Don't blame overpopulation or climate change or environmental degradation for global water shortages, says the Financial Times; the real villains are government bureaucrats.
"The question is how to overcome political resistance to the involvement of the private sector," [said David Lloyd Owen, a British consultant].
"The water industry is one of the most conservative in the world. By and large, it is still run by bureaucrats and engineers," Mr Owen said. "There is also a passionate and well-organized lobby against privatization."
The thesis of the article is that an era of increasing drinking-water scarcity is a terrific business opportunity for companies that specialize in water treatment and desalination. Algeria, for example, is spending billions of dollars on desalination plants, "after suffering acute water shortages five years ago." Global warming, in this formulation, is just more good news for the private water sector.
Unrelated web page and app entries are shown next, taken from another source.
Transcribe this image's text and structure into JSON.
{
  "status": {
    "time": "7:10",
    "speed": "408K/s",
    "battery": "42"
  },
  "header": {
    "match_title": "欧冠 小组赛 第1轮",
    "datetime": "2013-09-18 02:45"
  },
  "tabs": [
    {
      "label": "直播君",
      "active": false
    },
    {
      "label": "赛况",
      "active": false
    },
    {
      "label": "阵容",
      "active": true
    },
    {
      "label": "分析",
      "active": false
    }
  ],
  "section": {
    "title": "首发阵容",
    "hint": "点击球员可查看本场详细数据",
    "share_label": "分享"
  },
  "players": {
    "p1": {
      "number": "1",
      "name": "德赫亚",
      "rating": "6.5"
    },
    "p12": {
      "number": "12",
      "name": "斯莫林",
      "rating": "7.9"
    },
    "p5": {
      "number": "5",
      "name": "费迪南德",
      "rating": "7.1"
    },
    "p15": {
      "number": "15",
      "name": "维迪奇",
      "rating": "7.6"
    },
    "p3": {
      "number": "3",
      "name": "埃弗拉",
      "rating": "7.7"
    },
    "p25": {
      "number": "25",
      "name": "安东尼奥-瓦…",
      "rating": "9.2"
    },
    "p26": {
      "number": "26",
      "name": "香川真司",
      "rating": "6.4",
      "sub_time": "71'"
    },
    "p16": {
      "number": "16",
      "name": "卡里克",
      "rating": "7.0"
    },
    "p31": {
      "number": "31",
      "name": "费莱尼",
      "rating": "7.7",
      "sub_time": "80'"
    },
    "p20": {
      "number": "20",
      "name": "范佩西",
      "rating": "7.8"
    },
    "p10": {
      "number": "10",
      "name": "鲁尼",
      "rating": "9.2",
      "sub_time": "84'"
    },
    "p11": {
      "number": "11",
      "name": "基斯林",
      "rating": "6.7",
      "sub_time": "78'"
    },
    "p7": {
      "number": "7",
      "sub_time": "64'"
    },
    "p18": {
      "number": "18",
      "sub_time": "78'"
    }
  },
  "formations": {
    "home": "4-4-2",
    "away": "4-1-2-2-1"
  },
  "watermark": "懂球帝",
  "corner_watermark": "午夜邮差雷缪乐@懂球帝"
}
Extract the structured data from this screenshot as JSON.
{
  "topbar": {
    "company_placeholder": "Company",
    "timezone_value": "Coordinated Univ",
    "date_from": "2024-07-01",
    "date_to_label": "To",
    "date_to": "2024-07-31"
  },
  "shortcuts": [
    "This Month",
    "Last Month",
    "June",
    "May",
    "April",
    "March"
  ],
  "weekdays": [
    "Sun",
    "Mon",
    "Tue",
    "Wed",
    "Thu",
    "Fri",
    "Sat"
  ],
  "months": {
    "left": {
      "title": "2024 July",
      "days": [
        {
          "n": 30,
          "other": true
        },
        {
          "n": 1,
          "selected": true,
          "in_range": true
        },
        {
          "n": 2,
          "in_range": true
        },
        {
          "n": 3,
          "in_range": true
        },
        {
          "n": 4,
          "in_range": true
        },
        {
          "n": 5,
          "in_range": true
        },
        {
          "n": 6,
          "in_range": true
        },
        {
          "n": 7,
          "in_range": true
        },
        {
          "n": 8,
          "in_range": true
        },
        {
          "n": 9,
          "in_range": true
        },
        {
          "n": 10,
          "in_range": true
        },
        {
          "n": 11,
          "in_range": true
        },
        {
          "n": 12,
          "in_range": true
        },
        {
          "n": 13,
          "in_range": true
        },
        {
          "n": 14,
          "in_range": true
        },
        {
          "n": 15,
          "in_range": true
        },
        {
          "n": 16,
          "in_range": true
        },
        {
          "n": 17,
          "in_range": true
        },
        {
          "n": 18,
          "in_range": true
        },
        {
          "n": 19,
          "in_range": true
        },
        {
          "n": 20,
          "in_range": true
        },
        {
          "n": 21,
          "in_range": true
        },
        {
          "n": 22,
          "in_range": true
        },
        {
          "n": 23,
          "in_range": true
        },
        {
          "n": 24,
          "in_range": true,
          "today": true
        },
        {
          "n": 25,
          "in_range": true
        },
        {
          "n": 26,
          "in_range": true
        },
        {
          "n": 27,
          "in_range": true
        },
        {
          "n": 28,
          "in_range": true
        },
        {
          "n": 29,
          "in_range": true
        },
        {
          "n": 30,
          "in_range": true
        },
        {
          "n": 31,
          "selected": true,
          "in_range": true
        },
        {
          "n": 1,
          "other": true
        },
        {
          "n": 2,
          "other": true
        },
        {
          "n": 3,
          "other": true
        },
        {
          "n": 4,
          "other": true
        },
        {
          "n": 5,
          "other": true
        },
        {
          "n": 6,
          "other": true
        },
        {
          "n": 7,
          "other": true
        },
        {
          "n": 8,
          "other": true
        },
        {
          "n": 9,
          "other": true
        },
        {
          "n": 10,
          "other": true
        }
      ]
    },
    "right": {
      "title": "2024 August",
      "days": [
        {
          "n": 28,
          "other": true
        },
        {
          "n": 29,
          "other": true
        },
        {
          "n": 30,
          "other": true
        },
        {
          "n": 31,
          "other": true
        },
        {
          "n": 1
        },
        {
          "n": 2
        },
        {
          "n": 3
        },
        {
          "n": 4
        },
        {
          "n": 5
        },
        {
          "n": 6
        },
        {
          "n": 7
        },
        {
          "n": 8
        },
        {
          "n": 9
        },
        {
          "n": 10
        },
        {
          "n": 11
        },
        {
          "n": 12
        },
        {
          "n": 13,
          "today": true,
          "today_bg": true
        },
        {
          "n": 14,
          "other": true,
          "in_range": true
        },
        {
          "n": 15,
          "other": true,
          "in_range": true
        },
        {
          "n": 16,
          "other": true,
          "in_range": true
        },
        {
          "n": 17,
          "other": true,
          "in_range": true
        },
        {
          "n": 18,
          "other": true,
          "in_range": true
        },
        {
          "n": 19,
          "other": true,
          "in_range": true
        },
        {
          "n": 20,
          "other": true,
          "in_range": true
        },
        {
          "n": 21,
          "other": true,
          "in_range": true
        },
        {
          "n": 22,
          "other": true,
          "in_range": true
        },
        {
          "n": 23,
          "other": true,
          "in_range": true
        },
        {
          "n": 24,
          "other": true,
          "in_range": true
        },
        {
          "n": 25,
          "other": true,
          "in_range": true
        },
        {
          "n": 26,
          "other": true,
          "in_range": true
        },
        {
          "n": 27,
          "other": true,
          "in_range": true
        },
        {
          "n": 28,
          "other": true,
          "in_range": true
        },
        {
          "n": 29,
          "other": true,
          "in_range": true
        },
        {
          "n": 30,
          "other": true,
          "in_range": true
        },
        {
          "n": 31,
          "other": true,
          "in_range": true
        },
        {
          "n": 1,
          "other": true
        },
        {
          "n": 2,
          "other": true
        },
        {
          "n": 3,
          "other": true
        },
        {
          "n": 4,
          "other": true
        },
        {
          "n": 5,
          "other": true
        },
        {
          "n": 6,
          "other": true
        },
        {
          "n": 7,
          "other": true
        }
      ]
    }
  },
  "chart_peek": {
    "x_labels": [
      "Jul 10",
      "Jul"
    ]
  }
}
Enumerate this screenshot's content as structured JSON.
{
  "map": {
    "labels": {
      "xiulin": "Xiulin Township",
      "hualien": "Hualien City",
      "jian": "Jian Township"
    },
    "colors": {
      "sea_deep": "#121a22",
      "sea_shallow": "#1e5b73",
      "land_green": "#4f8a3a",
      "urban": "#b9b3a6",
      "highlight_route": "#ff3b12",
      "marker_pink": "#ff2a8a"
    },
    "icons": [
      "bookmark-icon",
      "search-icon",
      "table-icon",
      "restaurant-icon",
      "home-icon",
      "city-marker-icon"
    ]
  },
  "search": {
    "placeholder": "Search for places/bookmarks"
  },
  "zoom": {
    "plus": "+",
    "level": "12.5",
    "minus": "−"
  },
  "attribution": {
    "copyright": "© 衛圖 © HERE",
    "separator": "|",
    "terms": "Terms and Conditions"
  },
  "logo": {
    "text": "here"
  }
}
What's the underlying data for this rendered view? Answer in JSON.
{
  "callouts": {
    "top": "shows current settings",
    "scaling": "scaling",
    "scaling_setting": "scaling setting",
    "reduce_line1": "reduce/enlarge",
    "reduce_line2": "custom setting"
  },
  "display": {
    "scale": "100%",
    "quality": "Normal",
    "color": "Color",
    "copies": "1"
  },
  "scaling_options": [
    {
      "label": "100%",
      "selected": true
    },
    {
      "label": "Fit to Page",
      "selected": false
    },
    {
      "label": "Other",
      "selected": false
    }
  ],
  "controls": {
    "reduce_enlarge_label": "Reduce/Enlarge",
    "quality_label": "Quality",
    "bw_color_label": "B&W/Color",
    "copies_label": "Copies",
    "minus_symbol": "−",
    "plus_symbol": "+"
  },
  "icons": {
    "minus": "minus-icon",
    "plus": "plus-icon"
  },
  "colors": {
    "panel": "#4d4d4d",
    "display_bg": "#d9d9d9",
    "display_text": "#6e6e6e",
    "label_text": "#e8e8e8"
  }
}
If only governments would get out of the way and let them serve the people.
In the U.S., where most water utilities are municipally owned, the resistance to privatization is particularly strong. Citizens appear to be laboring under some kind of bizarre fantasy where they expect government to ensure their access to clean, safe, cheap water, rather than the private sector.
I can't speak for the rest of the nation, but here in California, where we just had our first significantly dry winter in almost a decade, and some cities have already begun water rationing, we have some good reasons to be suspicious of the invisible hand of water capitalism. We remember how Enron (a company, incidentally, that at one time had ambitious plans to become a big player in the water business) rigged deregulated electricity markets so it could make a killing off of price spikes.
So -- drought hits, and an Enron wannabe controls the water spigot, because government has been convinced that the private sector can do the job better. What an excellent idea!